Information supplied:

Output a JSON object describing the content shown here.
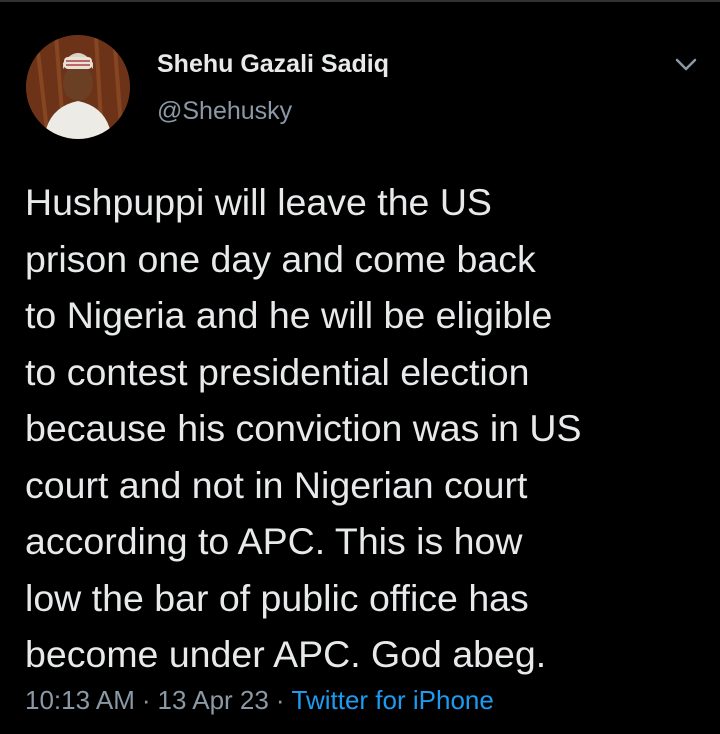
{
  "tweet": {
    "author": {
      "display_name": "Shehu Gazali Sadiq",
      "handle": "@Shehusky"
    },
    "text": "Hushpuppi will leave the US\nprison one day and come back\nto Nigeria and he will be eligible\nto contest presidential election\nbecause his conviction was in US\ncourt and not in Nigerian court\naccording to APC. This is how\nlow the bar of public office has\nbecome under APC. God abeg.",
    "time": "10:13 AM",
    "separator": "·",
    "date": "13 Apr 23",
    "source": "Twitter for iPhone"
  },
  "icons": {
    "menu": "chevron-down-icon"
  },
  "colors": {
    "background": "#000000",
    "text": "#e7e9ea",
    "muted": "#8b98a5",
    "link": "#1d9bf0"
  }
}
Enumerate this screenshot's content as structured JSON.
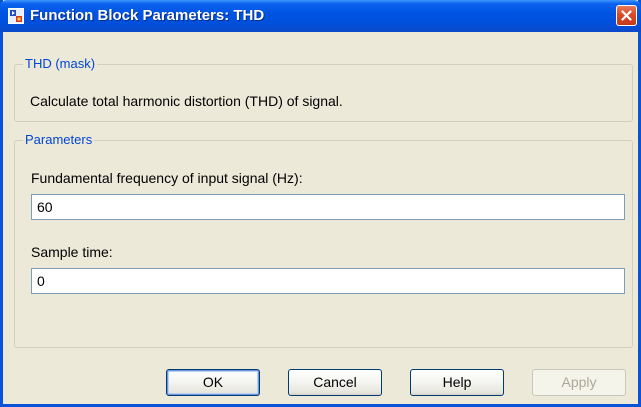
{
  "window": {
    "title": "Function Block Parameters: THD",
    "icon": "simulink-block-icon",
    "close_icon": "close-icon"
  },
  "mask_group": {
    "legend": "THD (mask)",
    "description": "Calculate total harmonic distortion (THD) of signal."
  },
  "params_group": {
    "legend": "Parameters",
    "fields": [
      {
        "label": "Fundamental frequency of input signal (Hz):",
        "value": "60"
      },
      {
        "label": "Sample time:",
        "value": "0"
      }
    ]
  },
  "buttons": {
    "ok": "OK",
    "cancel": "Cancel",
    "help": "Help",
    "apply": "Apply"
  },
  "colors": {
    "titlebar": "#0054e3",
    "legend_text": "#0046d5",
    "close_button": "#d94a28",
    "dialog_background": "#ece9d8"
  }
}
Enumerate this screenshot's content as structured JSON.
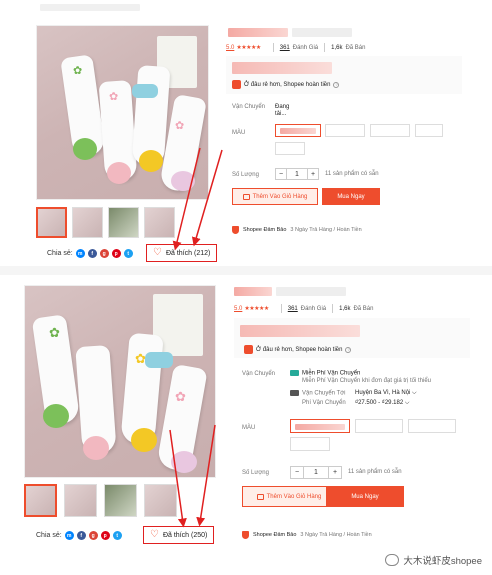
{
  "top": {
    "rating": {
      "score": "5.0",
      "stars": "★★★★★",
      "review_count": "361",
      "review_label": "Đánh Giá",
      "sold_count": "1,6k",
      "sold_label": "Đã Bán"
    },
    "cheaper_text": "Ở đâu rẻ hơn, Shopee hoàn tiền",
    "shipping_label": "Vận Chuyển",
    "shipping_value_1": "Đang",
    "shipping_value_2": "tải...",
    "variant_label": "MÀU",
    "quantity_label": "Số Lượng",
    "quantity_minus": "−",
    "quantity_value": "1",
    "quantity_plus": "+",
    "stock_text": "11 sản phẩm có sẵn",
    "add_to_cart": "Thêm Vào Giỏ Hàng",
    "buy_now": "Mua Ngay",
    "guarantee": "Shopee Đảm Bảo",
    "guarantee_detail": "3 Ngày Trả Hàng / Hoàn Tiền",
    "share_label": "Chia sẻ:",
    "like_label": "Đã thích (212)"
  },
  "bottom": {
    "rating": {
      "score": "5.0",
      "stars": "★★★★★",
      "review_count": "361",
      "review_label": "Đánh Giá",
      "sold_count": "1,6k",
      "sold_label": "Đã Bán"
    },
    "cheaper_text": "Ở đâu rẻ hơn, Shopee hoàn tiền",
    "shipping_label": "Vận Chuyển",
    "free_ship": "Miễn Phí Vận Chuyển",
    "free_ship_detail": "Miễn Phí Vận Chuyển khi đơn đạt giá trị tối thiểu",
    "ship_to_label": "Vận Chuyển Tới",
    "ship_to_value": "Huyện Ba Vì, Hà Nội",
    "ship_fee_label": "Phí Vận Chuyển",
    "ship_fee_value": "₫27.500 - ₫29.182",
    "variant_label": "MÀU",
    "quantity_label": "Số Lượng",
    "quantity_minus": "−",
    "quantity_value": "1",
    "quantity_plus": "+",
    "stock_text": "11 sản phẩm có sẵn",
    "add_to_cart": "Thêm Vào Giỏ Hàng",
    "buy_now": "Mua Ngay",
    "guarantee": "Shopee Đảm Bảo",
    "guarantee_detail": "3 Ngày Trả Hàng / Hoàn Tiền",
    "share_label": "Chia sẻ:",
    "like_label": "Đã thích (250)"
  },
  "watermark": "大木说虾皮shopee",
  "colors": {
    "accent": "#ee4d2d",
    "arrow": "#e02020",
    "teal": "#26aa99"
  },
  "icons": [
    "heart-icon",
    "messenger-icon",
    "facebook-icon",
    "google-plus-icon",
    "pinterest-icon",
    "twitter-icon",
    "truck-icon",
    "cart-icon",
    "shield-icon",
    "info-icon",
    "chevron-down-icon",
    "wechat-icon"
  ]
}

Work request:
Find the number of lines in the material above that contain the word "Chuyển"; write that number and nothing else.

Result for this task:
6